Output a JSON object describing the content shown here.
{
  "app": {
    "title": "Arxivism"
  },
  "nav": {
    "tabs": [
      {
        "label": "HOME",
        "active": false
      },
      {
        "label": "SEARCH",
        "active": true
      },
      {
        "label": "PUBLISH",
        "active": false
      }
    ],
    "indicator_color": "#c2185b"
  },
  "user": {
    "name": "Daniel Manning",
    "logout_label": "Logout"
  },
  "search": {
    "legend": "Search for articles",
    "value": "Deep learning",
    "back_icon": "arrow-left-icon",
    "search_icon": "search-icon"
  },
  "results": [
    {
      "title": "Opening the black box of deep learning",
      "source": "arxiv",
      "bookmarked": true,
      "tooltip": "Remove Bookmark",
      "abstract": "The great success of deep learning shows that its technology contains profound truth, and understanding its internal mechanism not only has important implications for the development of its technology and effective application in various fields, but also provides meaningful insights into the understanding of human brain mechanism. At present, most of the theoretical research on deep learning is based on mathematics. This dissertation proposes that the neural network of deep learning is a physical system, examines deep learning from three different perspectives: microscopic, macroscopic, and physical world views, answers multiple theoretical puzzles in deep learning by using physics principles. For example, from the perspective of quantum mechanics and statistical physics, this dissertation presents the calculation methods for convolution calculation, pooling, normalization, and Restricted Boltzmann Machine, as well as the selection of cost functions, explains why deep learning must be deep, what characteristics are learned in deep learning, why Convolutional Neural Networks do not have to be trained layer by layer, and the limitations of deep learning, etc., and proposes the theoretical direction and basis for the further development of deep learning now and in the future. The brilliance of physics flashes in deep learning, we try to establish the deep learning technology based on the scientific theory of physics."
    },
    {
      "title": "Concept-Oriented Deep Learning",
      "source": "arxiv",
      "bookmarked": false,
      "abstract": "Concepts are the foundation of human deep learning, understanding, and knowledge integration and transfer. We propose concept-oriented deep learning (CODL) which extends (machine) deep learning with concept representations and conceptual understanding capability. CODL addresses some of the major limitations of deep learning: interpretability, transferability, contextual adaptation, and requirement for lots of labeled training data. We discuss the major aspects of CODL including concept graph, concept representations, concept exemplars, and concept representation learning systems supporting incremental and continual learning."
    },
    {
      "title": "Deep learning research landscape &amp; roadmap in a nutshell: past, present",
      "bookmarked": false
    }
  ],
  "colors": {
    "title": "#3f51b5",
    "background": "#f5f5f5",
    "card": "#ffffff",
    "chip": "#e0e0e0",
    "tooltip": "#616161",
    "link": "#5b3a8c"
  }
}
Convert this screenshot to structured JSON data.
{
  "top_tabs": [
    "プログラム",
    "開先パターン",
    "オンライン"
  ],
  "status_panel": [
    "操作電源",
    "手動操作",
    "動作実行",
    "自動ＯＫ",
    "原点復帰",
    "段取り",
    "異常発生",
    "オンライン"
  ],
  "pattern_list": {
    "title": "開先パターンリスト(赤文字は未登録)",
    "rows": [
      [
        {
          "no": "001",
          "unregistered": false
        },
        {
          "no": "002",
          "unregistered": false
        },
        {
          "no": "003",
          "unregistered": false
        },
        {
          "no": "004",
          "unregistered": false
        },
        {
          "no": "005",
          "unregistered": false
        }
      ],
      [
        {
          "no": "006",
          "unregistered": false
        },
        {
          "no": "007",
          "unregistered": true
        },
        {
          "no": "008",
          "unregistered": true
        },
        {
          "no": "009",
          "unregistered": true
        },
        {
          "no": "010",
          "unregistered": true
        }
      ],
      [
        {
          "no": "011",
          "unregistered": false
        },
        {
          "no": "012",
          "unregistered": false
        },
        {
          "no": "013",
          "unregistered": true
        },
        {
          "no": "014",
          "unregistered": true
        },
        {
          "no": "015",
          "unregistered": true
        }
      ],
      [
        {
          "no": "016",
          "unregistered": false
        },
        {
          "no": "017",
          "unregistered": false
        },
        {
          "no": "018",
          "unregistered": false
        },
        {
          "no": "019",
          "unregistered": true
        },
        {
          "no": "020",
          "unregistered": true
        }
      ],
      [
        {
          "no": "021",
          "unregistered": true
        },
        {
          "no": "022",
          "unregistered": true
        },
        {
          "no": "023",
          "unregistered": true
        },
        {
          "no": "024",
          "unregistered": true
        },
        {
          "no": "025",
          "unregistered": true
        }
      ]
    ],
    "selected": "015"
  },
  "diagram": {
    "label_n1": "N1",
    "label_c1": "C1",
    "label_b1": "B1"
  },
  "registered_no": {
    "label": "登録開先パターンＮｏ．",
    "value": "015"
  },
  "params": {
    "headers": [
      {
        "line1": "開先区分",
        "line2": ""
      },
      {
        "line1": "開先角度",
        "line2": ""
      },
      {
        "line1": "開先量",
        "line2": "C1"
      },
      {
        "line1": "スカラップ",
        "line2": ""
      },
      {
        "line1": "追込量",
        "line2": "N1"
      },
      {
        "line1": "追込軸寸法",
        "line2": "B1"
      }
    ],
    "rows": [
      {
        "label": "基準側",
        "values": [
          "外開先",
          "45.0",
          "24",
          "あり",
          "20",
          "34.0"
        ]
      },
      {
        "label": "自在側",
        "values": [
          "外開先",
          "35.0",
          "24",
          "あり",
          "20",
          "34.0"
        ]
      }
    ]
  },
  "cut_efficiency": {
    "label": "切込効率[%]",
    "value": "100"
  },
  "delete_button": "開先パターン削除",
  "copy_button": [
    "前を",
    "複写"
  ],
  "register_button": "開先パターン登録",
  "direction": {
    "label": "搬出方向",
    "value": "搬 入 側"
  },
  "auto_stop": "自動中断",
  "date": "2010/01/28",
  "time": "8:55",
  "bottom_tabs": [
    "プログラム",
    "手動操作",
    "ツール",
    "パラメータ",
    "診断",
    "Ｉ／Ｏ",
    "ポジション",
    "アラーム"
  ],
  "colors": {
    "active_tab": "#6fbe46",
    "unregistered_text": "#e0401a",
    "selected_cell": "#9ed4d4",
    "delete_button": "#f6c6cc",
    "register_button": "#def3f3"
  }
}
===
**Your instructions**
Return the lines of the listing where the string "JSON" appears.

**Reply**
Output a JSON object describing the content shown here.
Convert this screenshot to structured JSON data.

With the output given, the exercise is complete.